Filter the listing below, keeping every line that holds "MACD变色指标".

***

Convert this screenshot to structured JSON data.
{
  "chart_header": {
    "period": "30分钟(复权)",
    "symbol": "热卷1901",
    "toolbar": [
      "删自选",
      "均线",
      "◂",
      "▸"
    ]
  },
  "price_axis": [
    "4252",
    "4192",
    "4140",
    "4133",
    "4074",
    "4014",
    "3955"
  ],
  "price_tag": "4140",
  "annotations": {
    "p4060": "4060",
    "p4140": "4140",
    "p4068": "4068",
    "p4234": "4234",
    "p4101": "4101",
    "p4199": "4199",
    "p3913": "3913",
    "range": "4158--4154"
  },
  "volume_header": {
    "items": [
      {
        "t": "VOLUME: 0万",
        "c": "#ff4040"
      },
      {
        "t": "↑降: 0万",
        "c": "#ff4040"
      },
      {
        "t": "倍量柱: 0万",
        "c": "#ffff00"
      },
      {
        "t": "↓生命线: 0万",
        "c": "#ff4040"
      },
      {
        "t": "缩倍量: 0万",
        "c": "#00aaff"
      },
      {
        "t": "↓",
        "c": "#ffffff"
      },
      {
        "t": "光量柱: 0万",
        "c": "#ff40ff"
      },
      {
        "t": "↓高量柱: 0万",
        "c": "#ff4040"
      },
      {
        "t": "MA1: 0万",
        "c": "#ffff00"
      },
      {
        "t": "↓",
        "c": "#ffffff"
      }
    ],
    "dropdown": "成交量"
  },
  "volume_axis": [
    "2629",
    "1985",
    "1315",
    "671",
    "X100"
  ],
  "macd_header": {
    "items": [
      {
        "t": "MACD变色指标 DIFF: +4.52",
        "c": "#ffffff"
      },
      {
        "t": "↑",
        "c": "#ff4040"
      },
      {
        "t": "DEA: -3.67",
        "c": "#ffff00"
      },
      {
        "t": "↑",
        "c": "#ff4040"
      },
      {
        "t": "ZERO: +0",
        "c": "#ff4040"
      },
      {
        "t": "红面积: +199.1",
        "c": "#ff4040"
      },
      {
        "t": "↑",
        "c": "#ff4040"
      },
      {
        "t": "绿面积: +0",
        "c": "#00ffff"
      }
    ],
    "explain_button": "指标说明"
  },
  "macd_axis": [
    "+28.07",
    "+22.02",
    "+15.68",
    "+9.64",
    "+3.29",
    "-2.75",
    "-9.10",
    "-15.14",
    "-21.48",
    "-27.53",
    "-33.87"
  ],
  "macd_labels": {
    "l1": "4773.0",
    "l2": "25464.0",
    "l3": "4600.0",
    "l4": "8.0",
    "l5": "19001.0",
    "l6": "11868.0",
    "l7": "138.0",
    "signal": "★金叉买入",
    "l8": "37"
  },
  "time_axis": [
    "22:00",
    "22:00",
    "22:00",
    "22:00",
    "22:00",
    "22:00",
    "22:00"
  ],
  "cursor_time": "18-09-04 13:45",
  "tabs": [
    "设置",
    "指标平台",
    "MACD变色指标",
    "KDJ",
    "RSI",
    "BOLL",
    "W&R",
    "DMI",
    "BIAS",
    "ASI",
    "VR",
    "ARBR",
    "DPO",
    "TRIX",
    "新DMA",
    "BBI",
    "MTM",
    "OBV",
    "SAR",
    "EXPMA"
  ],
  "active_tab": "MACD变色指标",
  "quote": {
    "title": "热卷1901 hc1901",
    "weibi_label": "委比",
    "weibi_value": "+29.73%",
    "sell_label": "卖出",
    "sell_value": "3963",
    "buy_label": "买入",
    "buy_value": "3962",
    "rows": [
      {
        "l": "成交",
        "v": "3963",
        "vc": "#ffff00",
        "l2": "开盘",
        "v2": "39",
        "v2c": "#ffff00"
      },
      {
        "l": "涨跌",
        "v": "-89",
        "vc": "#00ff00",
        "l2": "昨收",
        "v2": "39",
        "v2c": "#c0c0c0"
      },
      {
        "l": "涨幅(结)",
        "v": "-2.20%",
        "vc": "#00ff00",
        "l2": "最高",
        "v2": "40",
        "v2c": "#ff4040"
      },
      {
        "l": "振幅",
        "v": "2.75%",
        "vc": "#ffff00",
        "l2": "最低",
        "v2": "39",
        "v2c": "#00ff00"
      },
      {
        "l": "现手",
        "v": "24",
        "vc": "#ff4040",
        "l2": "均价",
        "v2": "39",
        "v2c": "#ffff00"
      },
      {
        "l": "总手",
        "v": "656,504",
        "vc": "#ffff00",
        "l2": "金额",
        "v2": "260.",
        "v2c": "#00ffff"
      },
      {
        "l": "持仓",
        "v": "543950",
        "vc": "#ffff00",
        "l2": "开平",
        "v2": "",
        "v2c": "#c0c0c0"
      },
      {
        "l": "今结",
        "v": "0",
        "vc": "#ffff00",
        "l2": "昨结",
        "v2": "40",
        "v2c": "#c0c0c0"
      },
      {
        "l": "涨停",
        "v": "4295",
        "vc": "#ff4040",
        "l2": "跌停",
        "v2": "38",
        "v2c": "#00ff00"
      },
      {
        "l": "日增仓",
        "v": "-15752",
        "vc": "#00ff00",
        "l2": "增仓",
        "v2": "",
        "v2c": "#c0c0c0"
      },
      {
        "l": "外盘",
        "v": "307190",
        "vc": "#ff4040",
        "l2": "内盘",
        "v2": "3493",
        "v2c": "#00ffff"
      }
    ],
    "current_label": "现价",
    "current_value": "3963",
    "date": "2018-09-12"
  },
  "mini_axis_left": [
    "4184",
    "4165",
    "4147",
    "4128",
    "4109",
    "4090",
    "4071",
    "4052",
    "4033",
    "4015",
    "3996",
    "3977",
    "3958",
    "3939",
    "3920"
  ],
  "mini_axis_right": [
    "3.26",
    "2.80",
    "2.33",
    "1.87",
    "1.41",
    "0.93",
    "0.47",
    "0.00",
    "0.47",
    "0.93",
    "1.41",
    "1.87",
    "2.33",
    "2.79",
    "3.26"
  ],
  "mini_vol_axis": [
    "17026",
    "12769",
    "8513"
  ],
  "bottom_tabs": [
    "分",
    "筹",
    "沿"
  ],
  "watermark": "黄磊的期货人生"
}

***

[Exercise solution]
        "t": "MACD变色指标 DIFF: +4.52",
    "MACD变色指标",
  "active_tab": "MACD变色指标",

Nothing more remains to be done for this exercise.